‘Golden Bear’ Awarded for Thinking Safety


Story Number: NNS030711-20Release Date: 7/11/2003 11:19:00 PM
A  A  A   Email this story to a friend   Print this story
By Journalist 1st Class (AW) Tony Sisti, USS Carl Vinson Public Affairs

ABOARD USS SACRAMENTO, At Sea (NNS) -- Commander, Naval Safety Center recently announced USS Sacramento (AOE 1) as the 2002 Secretary of the Navy (SECNAV) Safety Award winner, in the auxiliary-class ship category.

Though this is Sacramento's 1st SECNAV safety award, safety aboard the "Golden Bear" is nothing new. Prior to earning the SECNAV award, the ship received their 5th consecutive Chief of Naval Operations Type Commander safety award.

"For the crew to be rewarded with the recognition of the best in the Navy," said Sacramento Commanding Officer, Capt. Mike Manazir, "that's huge."

The awards are presented annually to Navy and Marine Corps activities and fleet operational support units based on outstanding contributions to fleet readiness, increased morale and efficient, economical use of resources through safety. These factors directly contribute to the overall quality of their safety programs.

"Although competition was tight, the embodiment of safety in the daily lives of these crews set these ships ahead of the rest," said Vice Adm. Timothy Lafleur, Commander Naval Surface Forces.

"Safety is everyone's responsibility," said Lt.j.g. Sophie Colston, Sacramento safety officer. "We stress how important every person's role is in maintaining a safe working environment - no matter what they are doing."

With the Golden Bear constantly conducting underway replenishments, helicopter operations and ordnance handling, dangerous situations arise daily. The Sacramento's "safety program takes measures to promote awareness in all matters concerning occupational safety and health," said Colston.

The ship has implemented operational risk management (ORM) up and down the chain of command, ensuring the entire crew thinks about safety every day, before every task.

"(Safety) policy and expectations are communicated from the top and diffused throughout all the divisions," said Colston. "Feedback works in every direction and is a great way to monitor the effectiveness of training and communication."

ORM is a decision-making tool used to increase operational effectiveness by anticipating hazards and reducing the potential for loss, directly contributing to the ship's "ready for service" motto.

"Safety's not the word; it's the end product of an ORM-based system that works," said Manazir. "(Operational risk management) concepts have reduced the number of safety related mishaps throughout the Navy. I think it's important that continues."

The Golden Bears constantly strive toward a safe working environment by conducting a safety stand down every quarter. Safety is emphasized then reemphasized. The crew does nothing but concentrate on safety topics.

We're not totally risk-free," said Manazir. "It would be easy to sit back, say we won this award and we're completely safe, but the hazards don't go away."

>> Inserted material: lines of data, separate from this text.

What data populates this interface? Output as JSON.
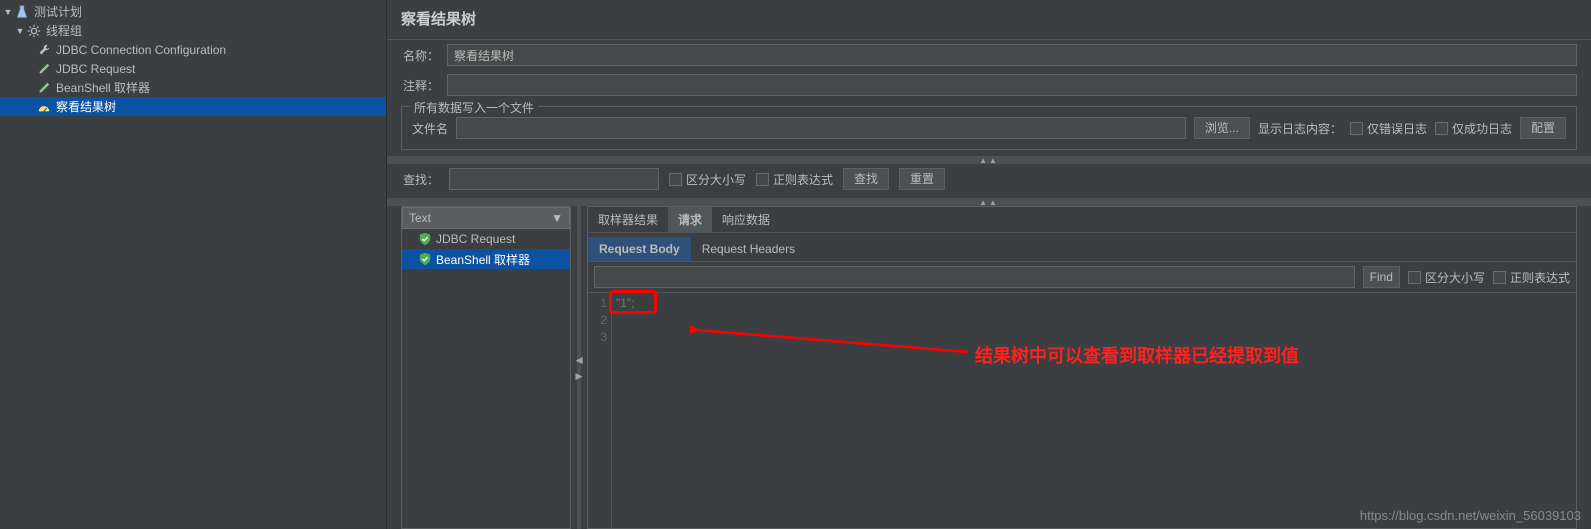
{
  "tree": {
    "root": "测试计划",
    "thread_group": "线程组",
    "items": [
      "JDBC Connection Configuration",
      "JDBC Request",
      "BeanShell 取样器",
      "察看结果树"
    ]
  },
  "panel": {
    "title": "察看结果树",
    "name_label": "名称：",
    "name_value": "察看结果树",
    "comment_label": "注释：",
    "comment_value": ""
  },
  "filebox": {
    "legend": "所有数据写入一个文件",
    "filename_label": "文件名",
    "filename_value": "",
    "browse": "浏览...",
    "log_label": "显示日志内容：",
    "only_errors": "仅错误日志",
    "only_success": "仅成功日志",
    "config": "配置"
  },
  "search": {
    "label": "查找：",
    "value": "",
    "case": "区分大小写",
    "regex": "正则表达式",
    "find_btn": "查找",
    "reset_btn": "重置"
  },
  "results": {
    "selector": "Text",
    "items": [
      {
        "label": "JDBC Request",
        "selected": false
      },
      {
        "label": "BeanShell 取样器",
        "selected": true
      }
    ]
  },
  "detail": {
    "tabs1": [
      "取样器结果",
      "请求",
      "响应数据"
    ],
    "tabs1_active": 1,
    "tabs2": [
      "Request Body",
      "Request Headers"
    ],
    "tabs2_active": 0,
    "find_btn": "Find",
    "find_case": "区分大小写",
    "find_regex": "正则表达式",
    "code_lines": [
      "\"1\";",
      "",
      ""
    ],
    "gutter": [
      "1",
      "2",
      "3"
    ]
  },
  "annotation": "结果树中可以查看到取样器已经提取到值",
  "watermark": "https://blog.csdn.net/weixin_56039103"
}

Since getting underway in January, Sacramento has tucked about 100 underway replenishments and numerous hours of flight operations under its safety belt. With every passing day, more and more hazards stack up, but given its track record, the Sacramento team will continue to safely knock them down.

For related news, visit the USS Carl Vinson (CVN 70) Navy NewsStand page at www.news.navy.mil/local/cvn70.

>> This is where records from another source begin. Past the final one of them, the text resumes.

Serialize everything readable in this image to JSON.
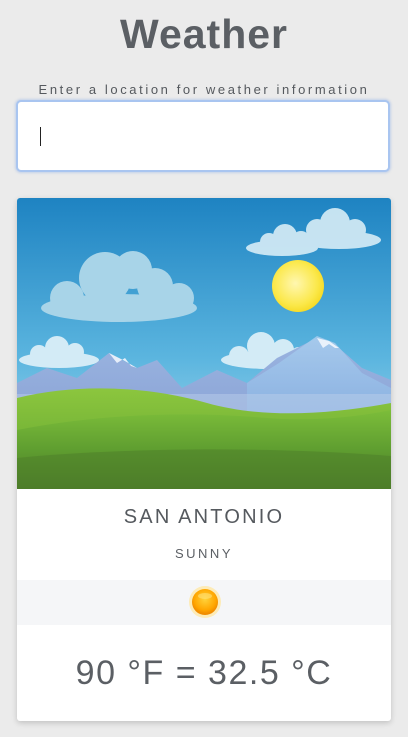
{
  "app": {
    "title": "Weather"
  },
  "search": {
    "label": "Enter a location for weather information",
    "value": "",
    "placeholder": ""
  },
  "weather_card": {
    "city": "SAN ANTONIO",
    "condition": "SUNNY",
    "condition_icon": "sun-icon",
    "temperature": "90 °F = 32.5 °C"
  },
  "colors": {
    "background": "#ebebeb",
    "text": "#5b5f64",
    "input_focus_border": "#a9c5f0",
    "card_background": "#ffffff",
    "icon_strip": "#f5f6f8",
    "sun": "#ffb000"
  }
}
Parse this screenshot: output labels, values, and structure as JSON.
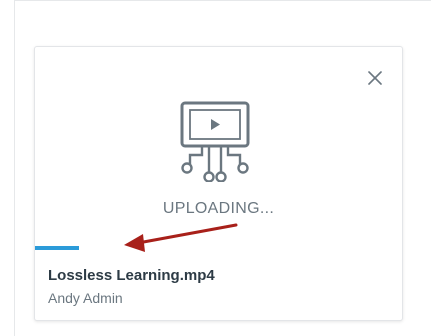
{
  "upload_card": {
    "status_text": "UPLOADING...",
    "progress": 0.12,
    "file_name": "Lossless Learning.mp4",
    "author": "Andy Admin",
    "media_icon": "video-media-icon",
    "close_icon": "close-icon"
  },
  "annotation": {
    "arrow_icon": "arrow-annotation"
  },
  "colors": {
    "accent": "#2b9bd9",
    "arrow": "#a8201a",
    "icon": "#6b7780"
  }
}
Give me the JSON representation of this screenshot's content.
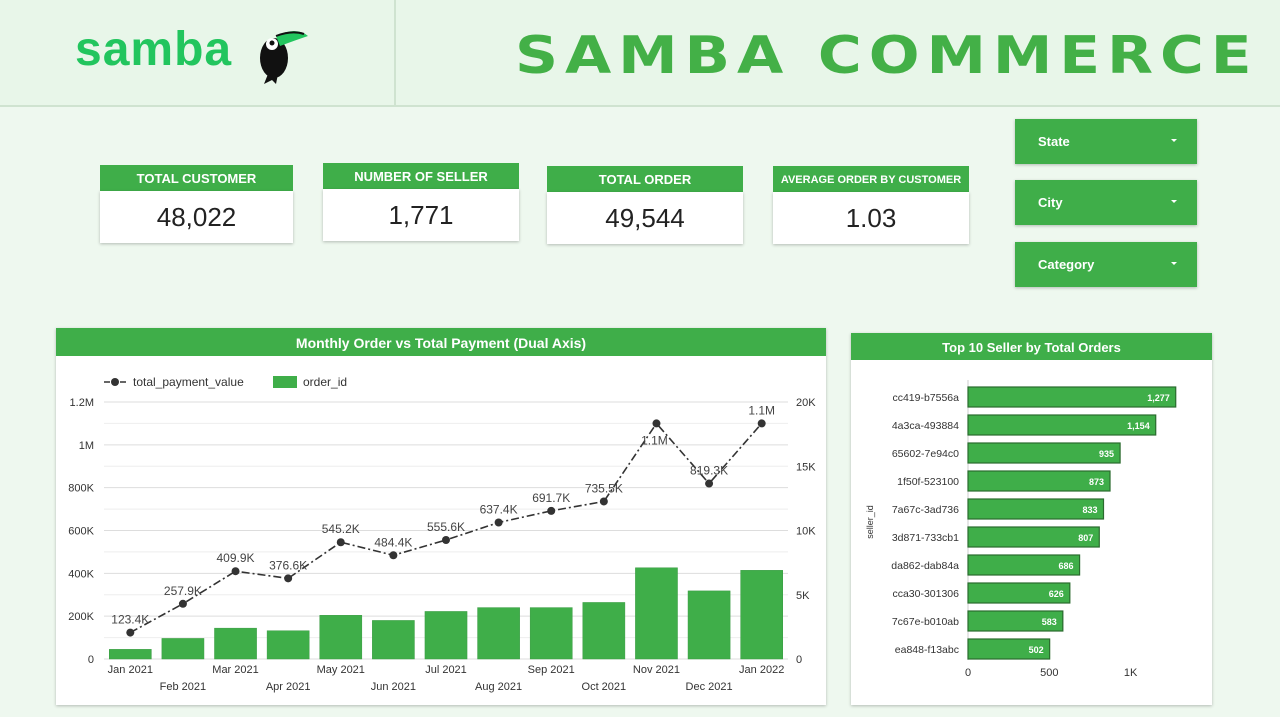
{
  "header": {
    "logo_text": "samba",
    "title": "SAMBA COMMERCE"
  },
  "kpis": [
    {
      "label": "TOTAL CUSTOMER",
      "value": "48,022"
    },
    {
      "label": "NUMBER OF SELLER",
      "value": "1,771"
    },
    {
      "label": "TOTAL ORDER",
      "value": "49,544"
    },
    {
      "label": "AVERAGE ORDER BY CUSTOMER",
      "value": "1.03"
    }
  ],
  "filters": [
    {
      "label": "State"
    },
    {
      "label": "City"
    },
    {
      "label": "Category"
    }
  ],
  "colors": {
    "accent": "#3fae49",
    "line": "#333333",
    "bar_border": "#2a6b2e"
  },
  "chart_data": [
    {
      "type": "bar+line",
      "title": "Monthly Order vs Total Payment (Dual Axis)",
      "categories": [
        "Jan 2021",
        "Feb 2021",
        "Mar 2021",
        "Apr 2021",
        "May 2021",
        "Jun 2021",
        "Jul 2021",
        "Aug 2021",
        "Sep 2021",
        "Oct 2021",
        "Nov 2021",
        "Dec 2021",
        "Jan 2022"
      ],
      "legend": [
        "total_payment_value",
        "order_id"
      ],
      "legend_position": "top-left",
      "series": [
        {
          "name": "total_payment_value",
          "axis": "left",
          "type": "line",
          "values": [
            123400,
            257900,
            409900,
            376600,
            545200,
            484400,
            555600,
            637400,
            691700,
            735500,
            1100000,
            819300,
            1100000
          ],
          "labels": [
            "123.4K",
            "257.9K",
            "409.9K",
            "376.6K",
            "545.2K",
            "484.4K",
            "555.6K",
            "637.4K",
            "691.7K",
            "735.5K",
            "1.1M",
            "819.3K",
            "1.1M"
          ]
        },
        {
          "name": "order_id",
          "axis": "right",
          "type": "bar",
          "values": [
            750,
            1600,
            2400,
            2200,
            3400,
            3000,
            3700,
            4000,
            4000,
            4400,
            7100,
            5300,
            6900
          ]
        }
      ],
      "y_left": {
        "min": 0,
        "max": 1200000,
        "ticks": [
          "0",
          "200K",
          "400K",
          "600K",
          "800K",
          "1M",
          "1.2M"
        ]
      },
      "y_right": {
        "min": 0,
        "max": 20000,
        "ticks": [
          "0",
          "5K",
          "10K",
          "15K",
          "20K"
        ]
      },
      "grid": true
    },
    {
      "type": "bar",
      "orientation": "horizontal",
      "title": "Top 10 Seller by Total Orders",
      "ylabel": "seller_id",
      "categories": [
        "cc419-b7556a",
        "4a3ca-493884",
        "65602-7e94c0",
        "1f50f-523100",
        "7a67c-3ad736",
        "3d871-733cb1",
        "da862-dab84a",
        "cca30-301306",
        "7c67e-b010ab",
        "ea848-f13abc"
      ],
      "values": [
        1277,
        1154,
        935,
        873,
        833,
        807,
        686,
        626,
        583,
        502
      ],
      "value_labels": [
        "1,277",
        "1,154",
        "935",
        "873",
        "833",
        "807",
        "686",
        "626",
        "583",
        "502"
      ],
      "xlim": [
        0,
        1500
      ],
      "x_ticks": [
        "0",
        "500",
        "1K"
      ]
    }
  ]
}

Comment submission for this story is now closed.
 
RELATED PHOTOS
 Boatswain’s Mates from the fast combat support ship USS Sacramento (AOE 1) stow fuel lines after completing an underway replenishment (UNREP) with the aircraft carrier USS Carl Vinson (CVN 70).
030421-N-5555F-028 Pacific Ocean (Apr. 21, 2003) -- Boatswain's Mates from the fast combat support ship USS Sacramento (AOE 1) stow fuel lines after completing an underway replenishment (UNREP) with the aircraft carrier USS Carl Vinson (CVN 70). Carl Vinson Carrier Strike Group is participating in the military training exercise TANDEM THRUST 03 in the Marianas Island training area. The exercise will focus on crisis action planning and execution of contingency response operations. Carl Vinson is currently on deployment in the western Pacific Ocean. U.S. Navy photo by Photographer's Mate 3rd Class Martin S. Fuentes. (RELEASED)
April 23, 2003
RELATED CONTENT
Navy Social Media
Sign up for email updates To sign up for updates or to access your subscriber preferences, please click on the envelope icon in the page header above or click here.